Tips on taking the first step towards innovation through sustainability

In all honesty, the first step depends on your industry, processes, products, and services. But the pre-steps, as it were, are something literally any company can consider working on. Here are a few tips on that front:

Change happens from the top 

When we’re talking about enterprise-wide initiatives, it is worth noting that higher management’s inclination on fully embracing sustainability can change the game. When top management decides they want to focus on the root cause—and not on the symptoms or perceptions alone—then change often happens rapidly.

Take GE, for example. In 2004, CEO Jeff Immelt set the company to educating themselves about critical environmental issues. Their strategy, ecomagination, strove to power innovation and returns by taking the environmental bull—energy efficiency and harmful impacts—by its horns. Within five years, they saw a whopping $18 billion in revenues from that scheme alone. Today, they’re unmatched leaders in several industries. 

The right team makes a world of difference

Social and environmental responsibility is strongly sought after by new recruits, especially in the younger generations. A company’s position on pressing issues—such as climate change, diversity, and inclusion—can be a critical deciding factor for them. Naturally, it means companies can’t afford to ignore them.

If you intend to take bold steps in the direction of sustainability, or want to uproot old practices for better ones, there’s nothing like the right-minded team to help you along the journey.

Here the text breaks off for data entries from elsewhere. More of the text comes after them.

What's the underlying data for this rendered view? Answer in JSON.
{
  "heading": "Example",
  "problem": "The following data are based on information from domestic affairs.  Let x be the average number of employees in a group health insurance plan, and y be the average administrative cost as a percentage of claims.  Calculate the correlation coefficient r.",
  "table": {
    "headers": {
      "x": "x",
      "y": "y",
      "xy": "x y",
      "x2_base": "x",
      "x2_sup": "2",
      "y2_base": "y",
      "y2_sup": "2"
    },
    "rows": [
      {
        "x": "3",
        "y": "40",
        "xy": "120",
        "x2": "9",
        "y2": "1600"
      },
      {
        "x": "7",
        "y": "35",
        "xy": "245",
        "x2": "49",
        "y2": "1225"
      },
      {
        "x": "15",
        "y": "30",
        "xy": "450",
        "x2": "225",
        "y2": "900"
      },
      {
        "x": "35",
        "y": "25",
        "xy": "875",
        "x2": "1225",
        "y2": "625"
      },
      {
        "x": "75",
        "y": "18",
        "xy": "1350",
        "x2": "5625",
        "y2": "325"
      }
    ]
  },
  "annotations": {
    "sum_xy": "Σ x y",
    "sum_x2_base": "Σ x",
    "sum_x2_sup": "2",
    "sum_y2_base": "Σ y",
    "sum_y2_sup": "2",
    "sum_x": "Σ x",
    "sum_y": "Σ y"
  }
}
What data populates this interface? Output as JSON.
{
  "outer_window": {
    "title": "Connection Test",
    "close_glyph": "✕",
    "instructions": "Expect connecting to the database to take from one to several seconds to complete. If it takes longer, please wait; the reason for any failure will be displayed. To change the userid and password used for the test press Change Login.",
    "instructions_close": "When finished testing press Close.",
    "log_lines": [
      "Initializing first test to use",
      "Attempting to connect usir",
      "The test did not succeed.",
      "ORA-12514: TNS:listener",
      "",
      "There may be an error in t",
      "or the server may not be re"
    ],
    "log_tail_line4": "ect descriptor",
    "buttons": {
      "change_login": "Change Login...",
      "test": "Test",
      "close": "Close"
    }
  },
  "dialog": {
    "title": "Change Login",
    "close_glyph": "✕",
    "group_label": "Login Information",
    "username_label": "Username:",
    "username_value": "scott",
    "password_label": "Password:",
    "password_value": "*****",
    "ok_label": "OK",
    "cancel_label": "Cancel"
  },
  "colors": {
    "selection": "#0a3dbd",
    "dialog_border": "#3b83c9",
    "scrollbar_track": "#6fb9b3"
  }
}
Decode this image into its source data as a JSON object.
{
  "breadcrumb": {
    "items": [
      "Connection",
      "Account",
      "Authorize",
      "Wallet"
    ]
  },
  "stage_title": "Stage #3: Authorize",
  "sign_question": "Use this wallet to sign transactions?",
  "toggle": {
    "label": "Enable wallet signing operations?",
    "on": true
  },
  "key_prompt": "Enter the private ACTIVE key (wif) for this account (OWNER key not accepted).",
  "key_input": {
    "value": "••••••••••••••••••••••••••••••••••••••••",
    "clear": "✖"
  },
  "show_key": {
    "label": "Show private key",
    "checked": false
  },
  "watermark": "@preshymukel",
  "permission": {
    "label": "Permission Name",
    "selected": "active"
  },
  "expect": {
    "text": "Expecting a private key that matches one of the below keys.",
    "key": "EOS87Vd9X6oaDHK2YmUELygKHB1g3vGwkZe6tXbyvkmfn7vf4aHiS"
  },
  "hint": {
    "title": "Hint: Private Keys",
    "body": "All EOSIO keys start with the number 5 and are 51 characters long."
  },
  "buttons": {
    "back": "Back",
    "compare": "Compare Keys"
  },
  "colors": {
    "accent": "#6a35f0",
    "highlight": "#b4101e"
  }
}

It goes beyond having teams that do the work and considers their individual stances and commitment to the cause. Conversely, companies that adopt sustainable practices and approaches will find themselves attracting like-minded top talent who don’t need to be inducted into the ideology because they already share it. 

Try long-sighted vision on for size 

The paradox of enjoying the returns of sustainability is that they’re not immediate. This little revelation has a history of deterring organizations, leaving them stuck in the quagmire of unhealthy and unsustainable practices. When you’re creating a sustainable strategy, it’s always recommended to look at and beyond the horizon. This way, companies can spot the low-hanging fruit to hit the ground running — and they’re also on the lookout for future risks and opportunities to avoid and take advantage of, respectively. 

Take a good hard look at your business

Introspection is difficult, and even more so for massive companies. But it’s a critical factor in understanding where your company currently stands on the sustainability spectrum. Only then will you be able to take steps smartly, and in the right direction. 

EcoMatcher is committed to the cause of innovation and growth through sustainability; technology and transparency are always at the forefront of our efforts. We’re equally invested in helping our partners capture low-hanging fruit and creating an environmentally friendly culture.